Walker said city residents – of which there were 88,037 in the latest U.S. Census update – will not pay all of the about $16 million the nine-month tax increase will collect if approved by voters. Non residents and businesses not based in the city are examples of others who pay the tax, Walker noted. However, Walker did offer a cost range for what the tax might cost city residents.
“A single resident with very low income buying only the bare necessities and receiving assistance could pay less than $10 per year on a 1% sales tax, while a family of four with a very high income spending money on all the extras may pay upwards of $400 a year,” she wrote in an e-mail explainer to Talk Business & Politics.
Rusty Myers, former economic development director with the Western Arkansas Planning and Development District, developed a formula when part of his job was to do economic modeling for local governments. Based on several variables, including retail sales data provided by the U.S. Census Bureau, Myers estimates only half of the tax revenue is paid by city residents. Even with more people shopping online, Myers said the “50% estimate would still be valid today.”

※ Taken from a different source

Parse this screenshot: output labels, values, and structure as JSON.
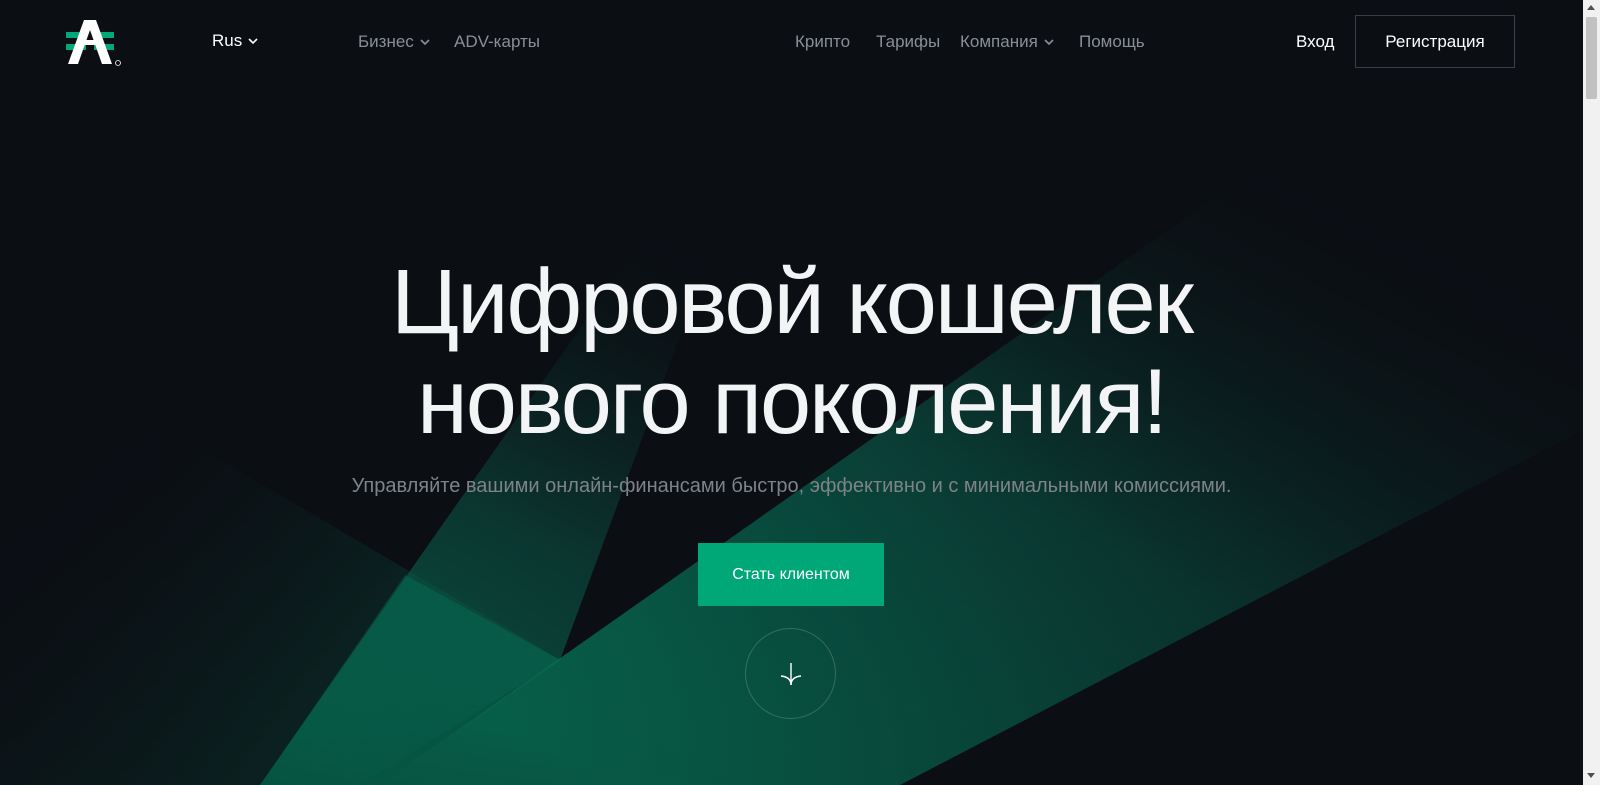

Based on his formula, city residents would pay $8 million of the $16 million the tax would generate, or about $91 per person. The estimate also shows the average household – there were 35,278 households in the latest Census estimate – would pay $227 extra if the tax is approved.
The median household income in Fort Smith is $36,532.